■ INSTRUCTIONS TO FOLLOW:
Scan the data below and state how many of its lines contain the word "image", giving only the figure.
........
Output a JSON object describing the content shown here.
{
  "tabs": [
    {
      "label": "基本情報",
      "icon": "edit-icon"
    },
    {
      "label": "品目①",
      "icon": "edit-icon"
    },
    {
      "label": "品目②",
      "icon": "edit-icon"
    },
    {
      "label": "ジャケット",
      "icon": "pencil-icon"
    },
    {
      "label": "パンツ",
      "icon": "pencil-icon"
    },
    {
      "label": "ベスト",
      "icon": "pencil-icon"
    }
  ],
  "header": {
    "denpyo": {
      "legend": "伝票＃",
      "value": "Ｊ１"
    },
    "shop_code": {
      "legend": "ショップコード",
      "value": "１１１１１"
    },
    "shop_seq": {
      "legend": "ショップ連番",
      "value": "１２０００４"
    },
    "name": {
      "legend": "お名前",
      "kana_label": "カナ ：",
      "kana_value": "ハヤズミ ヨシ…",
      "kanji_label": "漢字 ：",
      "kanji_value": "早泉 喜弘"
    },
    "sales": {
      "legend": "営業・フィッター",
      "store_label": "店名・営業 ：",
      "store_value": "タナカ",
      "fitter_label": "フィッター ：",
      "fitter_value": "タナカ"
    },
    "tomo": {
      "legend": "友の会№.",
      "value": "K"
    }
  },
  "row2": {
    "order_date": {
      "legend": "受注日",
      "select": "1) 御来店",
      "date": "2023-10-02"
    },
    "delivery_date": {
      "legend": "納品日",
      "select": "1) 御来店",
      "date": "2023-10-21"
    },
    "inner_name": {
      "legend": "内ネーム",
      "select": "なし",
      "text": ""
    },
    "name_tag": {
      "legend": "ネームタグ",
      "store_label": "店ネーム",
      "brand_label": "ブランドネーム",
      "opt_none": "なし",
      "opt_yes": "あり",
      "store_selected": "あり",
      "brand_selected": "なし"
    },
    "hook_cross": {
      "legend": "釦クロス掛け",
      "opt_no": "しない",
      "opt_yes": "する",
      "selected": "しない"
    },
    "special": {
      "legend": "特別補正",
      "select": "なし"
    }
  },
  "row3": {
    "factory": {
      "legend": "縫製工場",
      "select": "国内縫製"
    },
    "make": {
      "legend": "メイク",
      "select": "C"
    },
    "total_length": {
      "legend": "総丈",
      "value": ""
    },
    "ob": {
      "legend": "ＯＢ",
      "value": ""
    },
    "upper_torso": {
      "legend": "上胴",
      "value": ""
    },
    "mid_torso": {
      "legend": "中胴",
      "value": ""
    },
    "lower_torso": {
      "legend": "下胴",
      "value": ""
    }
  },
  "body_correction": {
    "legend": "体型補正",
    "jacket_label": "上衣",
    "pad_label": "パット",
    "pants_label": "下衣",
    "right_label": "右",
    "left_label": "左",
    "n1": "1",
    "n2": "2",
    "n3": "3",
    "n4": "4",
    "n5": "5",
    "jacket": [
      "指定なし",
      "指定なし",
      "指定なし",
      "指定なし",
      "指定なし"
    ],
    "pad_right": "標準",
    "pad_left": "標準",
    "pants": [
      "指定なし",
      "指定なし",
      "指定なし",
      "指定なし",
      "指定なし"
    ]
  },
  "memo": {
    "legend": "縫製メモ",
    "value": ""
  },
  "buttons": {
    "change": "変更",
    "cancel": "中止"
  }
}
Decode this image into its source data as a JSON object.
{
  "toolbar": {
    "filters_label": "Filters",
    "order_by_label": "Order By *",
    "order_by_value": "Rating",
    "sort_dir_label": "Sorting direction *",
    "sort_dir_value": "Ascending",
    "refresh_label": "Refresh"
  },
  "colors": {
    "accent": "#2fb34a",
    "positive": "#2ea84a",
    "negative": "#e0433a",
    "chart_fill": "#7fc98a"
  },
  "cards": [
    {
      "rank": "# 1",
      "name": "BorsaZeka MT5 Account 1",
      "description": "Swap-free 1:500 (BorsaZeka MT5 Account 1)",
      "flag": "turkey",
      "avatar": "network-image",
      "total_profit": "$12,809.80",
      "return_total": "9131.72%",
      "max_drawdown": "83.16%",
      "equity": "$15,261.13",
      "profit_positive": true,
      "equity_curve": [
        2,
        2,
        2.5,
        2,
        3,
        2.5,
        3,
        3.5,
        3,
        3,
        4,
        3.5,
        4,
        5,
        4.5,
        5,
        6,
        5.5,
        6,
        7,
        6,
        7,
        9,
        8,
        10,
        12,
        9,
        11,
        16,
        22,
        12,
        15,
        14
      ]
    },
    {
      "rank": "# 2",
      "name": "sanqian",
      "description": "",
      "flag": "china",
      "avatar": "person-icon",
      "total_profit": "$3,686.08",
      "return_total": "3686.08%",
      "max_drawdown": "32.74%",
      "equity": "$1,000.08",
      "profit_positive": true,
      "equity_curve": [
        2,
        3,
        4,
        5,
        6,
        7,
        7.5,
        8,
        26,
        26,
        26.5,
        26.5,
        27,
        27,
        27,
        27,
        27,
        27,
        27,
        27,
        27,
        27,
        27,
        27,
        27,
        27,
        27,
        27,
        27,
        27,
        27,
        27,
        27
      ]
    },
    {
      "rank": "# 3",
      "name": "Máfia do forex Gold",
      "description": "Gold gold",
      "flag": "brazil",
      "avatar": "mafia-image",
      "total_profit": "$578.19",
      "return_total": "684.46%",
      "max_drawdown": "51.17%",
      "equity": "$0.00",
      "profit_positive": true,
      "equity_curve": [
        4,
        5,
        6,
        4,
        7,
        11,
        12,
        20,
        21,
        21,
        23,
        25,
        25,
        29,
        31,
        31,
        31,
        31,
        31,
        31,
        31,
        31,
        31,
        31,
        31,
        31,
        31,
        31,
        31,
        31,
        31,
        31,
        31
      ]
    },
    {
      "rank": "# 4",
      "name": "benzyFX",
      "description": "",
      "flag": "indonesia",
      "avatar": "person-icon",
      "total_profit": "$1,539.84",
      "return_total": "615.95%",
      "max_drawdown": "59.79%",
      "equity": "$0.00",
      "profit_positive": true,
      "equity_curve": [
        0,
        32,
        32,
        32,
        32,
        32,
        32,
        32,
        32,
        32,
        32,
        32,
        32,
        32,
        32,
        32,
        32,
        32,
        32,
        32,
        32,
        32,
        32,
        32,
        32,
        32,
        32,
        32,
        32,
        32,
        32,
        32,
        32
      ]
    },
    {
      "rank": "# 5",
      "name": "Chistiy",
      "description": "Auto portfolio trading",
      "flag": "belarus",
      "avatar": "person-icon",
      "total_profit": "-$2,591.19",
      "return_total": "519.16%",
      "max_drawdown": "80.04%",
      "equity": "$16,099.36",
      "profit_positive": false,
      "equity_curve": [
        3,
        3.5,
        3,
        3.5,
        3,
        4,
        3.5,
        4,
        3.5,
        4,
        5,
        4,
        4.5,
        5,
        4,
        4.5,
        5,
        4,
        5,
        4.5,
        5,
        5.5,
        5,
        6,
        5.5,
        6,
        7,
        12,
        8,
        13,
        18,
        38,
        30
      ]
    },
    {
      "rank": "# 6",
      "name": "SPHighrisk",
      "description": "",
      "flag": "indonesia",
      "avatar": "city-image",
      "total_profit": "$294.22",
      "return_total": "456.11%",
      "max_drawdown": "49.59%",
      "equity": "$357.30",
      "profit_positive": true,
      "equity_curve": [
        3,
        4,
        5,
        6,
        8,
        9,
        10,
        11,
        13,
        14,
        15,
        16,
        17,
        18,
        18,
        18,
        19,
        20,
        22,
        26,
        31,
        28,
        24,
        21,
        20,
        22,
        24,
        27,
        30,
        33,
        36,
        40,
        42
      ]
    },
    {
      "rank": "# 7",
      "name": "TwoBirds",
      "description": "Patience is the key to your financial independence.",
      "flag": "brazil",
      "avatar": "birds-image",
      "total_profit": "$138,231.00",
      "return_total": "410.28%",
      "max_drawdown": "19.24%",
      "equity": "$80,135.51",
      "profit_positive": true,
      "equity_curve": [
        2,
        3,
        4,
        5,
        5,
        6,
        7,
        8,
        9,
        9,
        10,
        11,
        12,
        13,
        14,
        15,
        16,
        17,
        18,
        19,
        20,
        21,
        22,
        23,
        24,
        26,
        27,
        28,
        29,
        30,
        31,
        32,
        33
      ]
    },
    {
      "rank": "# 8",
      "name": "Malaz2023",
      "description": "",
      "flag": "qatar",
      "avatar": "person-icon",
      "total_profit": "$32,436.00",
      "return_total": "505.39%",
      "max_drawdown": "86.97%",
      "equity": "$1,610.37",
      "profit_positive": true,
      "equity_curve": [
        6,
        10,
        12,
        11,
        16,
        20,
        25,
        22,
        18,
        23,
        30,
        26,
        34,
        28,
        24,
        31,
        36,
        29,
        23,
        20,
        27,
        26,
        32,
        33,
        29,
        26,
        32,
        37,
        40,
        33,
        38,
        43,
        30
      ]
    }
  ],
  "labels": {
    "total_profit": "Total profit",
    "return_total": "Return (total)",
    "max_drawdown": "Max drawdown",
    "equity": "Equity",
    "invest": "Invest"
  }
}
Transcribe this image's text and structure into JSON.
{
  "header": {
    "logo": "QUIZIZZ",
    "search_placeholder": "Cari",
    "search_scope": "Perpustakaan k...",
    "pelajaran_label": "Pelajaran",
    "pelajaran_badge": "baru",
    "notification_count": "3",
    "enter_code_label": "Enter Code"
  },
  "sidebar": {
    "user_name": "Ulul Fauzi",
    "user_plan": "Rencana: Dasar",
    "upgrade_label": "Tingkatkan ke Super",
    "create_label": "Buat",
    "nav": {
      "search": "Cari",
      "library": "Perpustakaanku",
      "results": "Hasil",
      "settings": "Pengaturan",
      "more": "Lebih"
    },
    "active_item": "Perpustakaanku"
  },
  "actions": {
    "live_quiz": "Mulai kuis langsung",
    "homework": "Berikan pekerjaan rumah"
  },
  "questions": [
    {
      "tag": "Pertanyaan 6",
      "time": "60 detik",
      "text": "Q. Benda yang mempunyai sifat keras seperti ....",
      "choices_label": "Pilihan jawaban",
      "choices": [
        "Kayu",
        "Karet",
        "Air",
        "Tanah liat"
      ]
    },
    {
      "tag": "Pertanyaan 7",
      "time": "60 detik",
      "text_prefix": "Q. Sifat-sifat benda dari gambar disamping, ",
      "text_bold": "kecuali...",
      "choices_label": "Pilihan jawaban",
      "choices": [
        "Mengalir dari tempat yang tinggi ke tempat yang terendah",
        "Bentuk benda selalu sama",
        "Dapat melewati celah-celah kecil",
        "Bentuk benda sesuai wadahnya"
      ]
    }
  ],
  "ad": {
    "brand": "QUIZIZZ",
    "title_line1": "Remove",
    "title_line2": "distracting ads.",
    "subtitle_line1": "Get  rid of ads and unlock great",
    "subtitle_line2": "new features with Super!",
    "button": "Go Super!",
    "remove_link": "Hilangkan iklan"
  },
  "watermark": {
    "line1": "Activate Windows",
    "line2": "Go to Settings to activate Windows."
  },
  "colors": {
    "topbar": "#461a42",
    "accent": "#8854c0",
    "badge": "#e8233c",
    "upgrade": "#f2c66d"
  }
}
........
■ COMPLETED EXERCISE:
6